SentinelOne makes YouTube delete Bsides vid 'cuz it didn't like the way bugs were reported

Research silenced amid copyright, trademark claim

Updated If you were at BSides Manchester in England this week, you hopefully caught James Williams' presentation on the shortcomings of some commercial antivirus tools.

If not, and you hoped to watch it on YouTube, you may be out of luck for a while.

That's because one of the vendors mentioned – SentinelOne – is rather upset with the talk, funnily enough titled "Next-gen AV vs my shitty code." To stop people seeing it, the Silicon Valley biz filed a copyright-infringement complaint to make YouTube remove a recording of the presentation from the BSides Manchester channel.

The effort to strip the presentation from the official channel, and out of sight of the internet, worked: at time of writing, the video of Williams' talk has been removed.

Not surprisingly, the takedown complaint is not being met with much sympathy from the security research community, which sees it more as an attempt by an embarrassed vendor to cover up bugs and stamp out unflattering attention.

Williams told El Reg he has yet to hear the reasoning on why the video has been taken down, while BSides Manchester organizers said they are still reviewing the video and claim to work out what got SentinelOne so upset.

For one thing, his presentation did not include any source code nor any other sensitive intellectual property owned by SentinelOne, from what we can tell.

The Register pinged SentinelOne for comment, which in turn revealed it was a tad unhappy with the presentation, something something something, copyright and trademark claim. A spokesperson told us:

We strongly support the work of BSides and participated in the conference earlier this year by sending our own researchers. We're always open to feedback, but we expect that feedback to come through the use of a supported version of our product and this video showed our 1.8.4 version which reached its end of life earlier this year (our notification from March can be found here).

In addition, as we are protecting critical global enterprises, if a party believes there's a bug in our product, we expect them to follow the common disclosure practices in place that protect the entire community.

From a legal perspective, the video breached our terms of service, copyright laws, and trademark laws. It was removed lawfully after being reviewed by YouTube. With that said, we've invited the author to collaborate with us on a supported version and look forward to that opportunity.

El Reg has asked for clarification on what exactly the infringing content was – because a breach of the antivirus maker's terms-of-service is not a valid reason to take down a video – and has yet to hear back at the time of publication. We also asked Williams to comment on SentinelOne's allegations about bug disclosure methods.

And if you want to see what all the fuss is over, Williams gave a very similar talk last month at SteelCon, a hacker gathering in the north of England, which happens to be online here...

Youtube Video

...and you can find the slides and more resources on GitHub over here. ®

Updated to add

The video was restored to YouTube by 10am PT on Saturday.

Other stories you might like

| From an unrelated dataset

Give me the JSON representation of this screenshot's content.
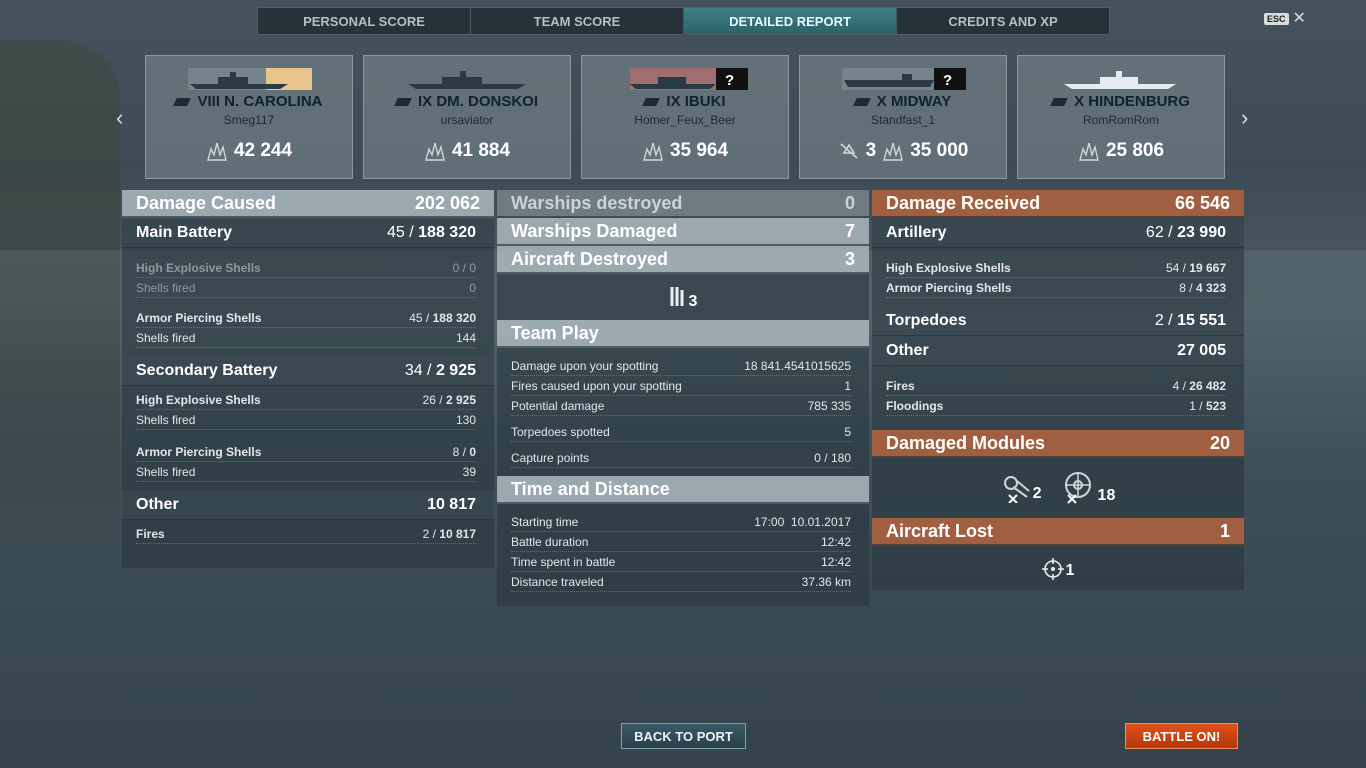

  • US won’t prosecute ‘good faith’ security researchers under CFAA
    Well, that clears things up? Maybe not.

    The US Justice Department has directed prosecutors not to charge "good-faith security researchers" with violating the Computer Fraud and Abuse Act (CFAA) if their reasons for hacking are ethical — things like bug hunting, responsible vulnerability disclosure, or above-board penetration testing.

    Good-faith, according to the policy [PDF], means using a computer "solely for purposes of good-faith testing, investigation, and/or correction of a security flaw or vulnerability."

    Additionally, this activity must be "carried out in a manner designed to avoid any harm to individuals or the public, and where the information derived from the activity is used primarily to promote the security or safety of the class of devices, machines, or online services to which the accessed computer belongs, or those who use such devices, machines, or online services."

    Continue reading
  • Intel plans immersion lab to chill its power-hungry chips
    AI chips are sucking down 600W+ and the solution could be to drown them.

    Intel this week unveiled a $700 million sustainability initiative to try innovative liquid and immersion cooling technologies to the datacenter.

    The project will see Intel construct a 200,000-square-foot "mega lab" approximately 20 miles west of Portland at its Hillsboro campus, where the chipmaker will qualify, test, and demo its expansive — and power hungry — datacenter portfolio using a variety of cooling tech.

    Alongside the lab, the x86 giant unveiled an open reference design for immersion cooling systems for its chips that is being developed by Intel Taiwan. The chip giant is hoping to bring other Taiwanese manufacturers into the fold and it'll then be rolled out globally.

    Continue reading
  • US recovers a record $15m from the 3ve ad-fraud crew
    Swiss banks cough up around half of the proceeds of crime

    The US government has recovered over $15 million in proceeds from the 3ve digital advertising fraud operation that cost businesses more than $29 million for ads that were never viewed.

    "This forfeiture is the largest international cybercrime recovery in the history of the Eastern District of New York," US Attorney Breon Peace said in a statement

    The action, Peace added, "sends a powerful message to those involved in cyber fraud that there are no boundaries to prosecuting these bad actors and locating their ill-gotten assets wherever they are in the world."

    Continue reading

Biting the hand that feeds IT © 1998–2022